Well. Here’s a great big topic. Finding happiness.
I can hear the snorts. See the eye rolls. Because a whole lot of folks think happiness is something that rumbles into them. A storm that dumps rainbows and unicorn tears on the heads of those born under perfect stars. Or worse: a consequence of status. As if financial security brought happiness. Sheesh. If this was the case, I think all the billionaires in the world would be way friendlier. And not trying to take more and more from those with less and less.
But I digress.
Happiness. Consider for yourself how you feel it. Is it the consequence of situations outside of your control? Or is it some kind of magic that arises when the state of your mind allows it? And if your happiness was the result of external circumstances, how long did it last? Was it fleeting? Maybe just a moment of pleasure that you confused for happiness? (Which is not to say that pleasure can’t complement happiness… it can!) And if it came from within, can you access that feeling again? Like, right now?
This is sort of how you cultivate happiness. (Though there are a lot of things you can do to help you do this. Like yoga! Call me!) No matter what, however, it must be cultivated. It doesn’t just find you. You may have friends who seem unrealistically lucky; you may know people who don’t seem to suffer quite as much as you. But look carefully before you make your assessment. Are you friends actually so lucky, or do they do something to create their good fortune? Do you truly believe they’ve failed to suffer in their lives?
We have the seeds of happiness within. And all the factors to allow them to grow. But we have to do a little work to get the sprouts sprouting. It’s sort of like seeing a beautiful plot of land alongside a river in a valley of sunshine and realizing no one’s planted a veggie garden. It’s just going to take the decision to become a gardener.
Take a moment. Look inside. And source that deep love and gratitude that occasionally overwhelms you. That’s where your seeds hunker down, waiting.
In the Yoga Sutra, Patanjali writes about the arising of negative emotions. ‘When harassed by negative thoughts, one should cultivate their opposite.’ You can find this at chapter 2, sutra 33. And this, in a nutshell, is how happiness is created. When we indulge again and again in negative emotions as they arise, we cast a spell over ourselves. We come to believe that we have no control over them. We victimize ourselves with them. We say things like, ‘there’s nothing I can do.’
This kind of magic isn’t the kind that serves our best selves. So why do we bother with it? Because, somehow, we’ve been convinced that we can’t do anything to change. Despite the fact that change is always happening. Every moment.
Happiness attends the liberating realization that you can shape the change happening in you. This is also an important teaching of yoga. With the wise decisions that come from careful self-study—svadhyaya—we can influence the direction of change in our life. We can never stop change; we can shape the course it takes.

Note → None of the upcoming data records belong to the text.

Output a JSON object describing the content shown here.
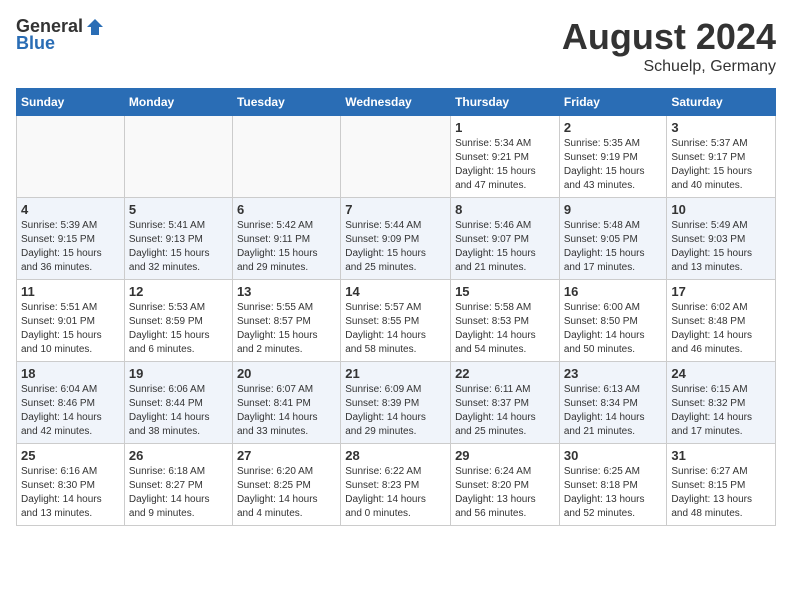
{
  "header": {
    "logo_general": "General",
    "logo_blue": "Blue",
    "month_title": "August 2024",
    "location": "Schuelp, Germany"
  },
  "weekdays": [
    "Sunday",
    "Monday",
    "Tuesday",
    "Wednesday",
    "Thursday",
    "Friday",
    "Saturday"
  ],
  "weeks": [
    [
      {
        "day": "",
        "info": ""
      },
      {
        "day": "",
        "info": ""
      },
      {
        "day": "",
        "info": ""
      },
      {
        "day": "",
        "info": ""
      },
      {
        "day": "1",
        "info": "Sunrise: 5:34 AM\nSunset: 9:21 PM\nDaylight: 15 hours\nand 47 minutes."
      },
      {
        "day": "2",
        "info": "Sunrise: 5:35 AM\nSunset: 9:19 PM\nDaylight: 15 hours\nand 43 minutes."
      },
      {
        "day": "3",
        "info": "Sunrise: 5:37 AM\nSunset: 9:17 PM\nDaylight: 15 hours\nand 40 minutes."
      }
    ],
    [
      {
        "day": "4",
        "info": "Sunrise: 5:39 AM\nSunset: 9:15 PM\nDaylight: 15 hours\nand 36 minutes."
      },
      {
        "day": "5",
        "info": "Sunrise: 5:41 AM\nSunset: 9:13 PM\nDaylight: 15 hours\nand 32 minutes."
      },
      {
        "day": "6",
        "info": "Sunrise: 5:42 AM\nSunset: 9:11 PM\nDaylight: 15 hours\nand 29 minutes."
      },
      {
        "day": "7",
        "info": "Sunrise: 5:44 AM\nSunset: 9:09 PM\nDaylight: 15 hours\nand 25 minutes."
      },
      {
        "day": "8",
        "info": "Sunrise: 5:46 AM\nSunset: 9:07 PM\nDaylight: 15 hours\nand 21 minutes."
      },
      {
        "day": "9",
        "info": "Sunrise: 5:48 AM\nSunset: 9:05 PM\nDaylight: 15 hours\nand 17 minutes."
      },
      {
        "day": "10",
        "info": "Sunrise: 5:49 AM\nSunset: 9:03 PM\nDaylight: 15 hours\nand 13 minutes."
      }
    ],
    [
      {
        "day": "11",
        "info": "Sunrise: 5:51 AM\nSunset: 9:01 PM\nDaylight: 15 hours\nand 10 minutes."
      },
      {
        "day": "12",
        "info": "Sunrise: 5:53 AM\nSunset: 8:59 PM\nDaylight: 15 hours\nand 6 minutes."
      },
      {
        "day": "13",
        "info": "Sunrise: 5:55 AM\nSunset: 8:57 PM\nDaylight: 15 hours\nand 2 minutes."
      },
      {
        "day": "14",
        "info": "Sunrise: 5:57 AM\nSunset: 8:55 PM\nDaylight: 14 hours\nand 58 minutes."
      },
      {
        "day": "15",
        "info": "Sunrise: 5:58 AM\nSunset: 8:53 PM\nDaylight: 14 hours\nand 54 minutes."
      },
      {
        "day": "16",
        "info": "Sunrise: 6:00 AM\nSunset: 8:50 PM\nDaylight: 14 hours\nand 50 minutes."
      },
      {
        "day": "17",
        "info": "Sunrise: 6:02 AM\nSunset: 8:48 PM\nDaylight: 14 hours\nand 46 minutes."
      }
    ],
    [
      {
        "day": "18",
        "info": "Sunrise: 6:04 AM\nSunset: 8:46 PM\nDaylight: 14 hours\nand 42 minutes."
      },
      {
        "day": "19",
        "info": "Sunrise: 6:06 AM\nSunset: 8:44 PM\nDaylight: 14 hours\nand 38 minutes."
      },
      {
        "day": "20",
        "info": "Sunrise: 6:07 AM\nSunset: 8:41 PM\nDaylight: 14 hours\nand 33 minutes."
      },
      {
        "day": "21",
        "info": "Sunrise: 6:09 AM\nSunset: 8:39 PM\nDaylight: 14 hours\nand 29 minutes."
      },
      {
        "day": "22",
        "info": "Sunrise: 6:11 AM\nSunset: 8:37 PM\nDaylight: 14 hours\nand 25 minutes."
      },
      {
        "day": "23",
        "info": "Sunrise: 6:13 AM\nSunset: 8:34 PM\nDaylight: 14 hours\nand 21 minutes."
      },
      {
        "day": "24",
        "info": "Sunrise: 6:15 AM\nSunset: 8:32 PM\nDaylight: 14 hours\nand 17 minutes."
      }
    ],
    [
      {
        "day": "25",
        "info": "Sunrise: 6:16 AM\nSunset: 8:30 PM\nDaylight: 14 hours\nand 13 minutes."
      },
      {
        "day": "26",
        "info": "Sunrise: 6:18 AM\nSunset: 8:27 PM\nDaylight: 14 hours\nand 9 minutes."
      },
      {
        "day": "27",
        "info": "Sunrise: 6:20 AM\nSunset: 8:25 PM\nDaylight: 14 hours\nand 4 minutes."
      },
      {
        "day": "28",
        "info": "Sunrise: 6:22 AM\nSunset: 8:23 PM\nDaylight: 14 hours\nand 0 minutes."
      },
      {
        "day": "29",
        "info": "Sunrise: 6:24 AM\nSunset: 8:20 PM\nDaylight: 13 hours\nand 56 minutes."
      },
      {
        "day": "30",
        "info": "Sunrise: 6:25 AM\nSunset: 8:18 PM\nDaylight: 13 hours\nand 52 minutes."
      },
      {
        "day": "31",
        "info": "Sunrise: 6:27 AM\nSunset: 8:15 PM\nDaylight: 13 hours\nand 48 minutes."
      }
    ]
  ]
}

Consider the amount of time we spend cultivating things—relationships, careers, homes, gardens. This is a way that we shape the course of our lives. We don’t expect these things to manifest for us without a degree of effort. Positive emotions and the happiness that blossoms as a result of our practice with them requires the same effort.
The next time you find yourself stewing in a sludge of yucky blahs, take control of your mind. Remind it that you’ve got seeds somewhere in there and you’d like to water them a bit. Then shine some light on them. Think a happy thought. Turn your frown upside down. And keep doing that. Again and again. Forever.
Abhyasa vairagyabhyam tanninirodhah. With practice and detachment, your mind will calm. It may take a while. But so did saving for your home, your graduate degree and all those other things you hoped would make you happy. And didn’t quite hit the mark.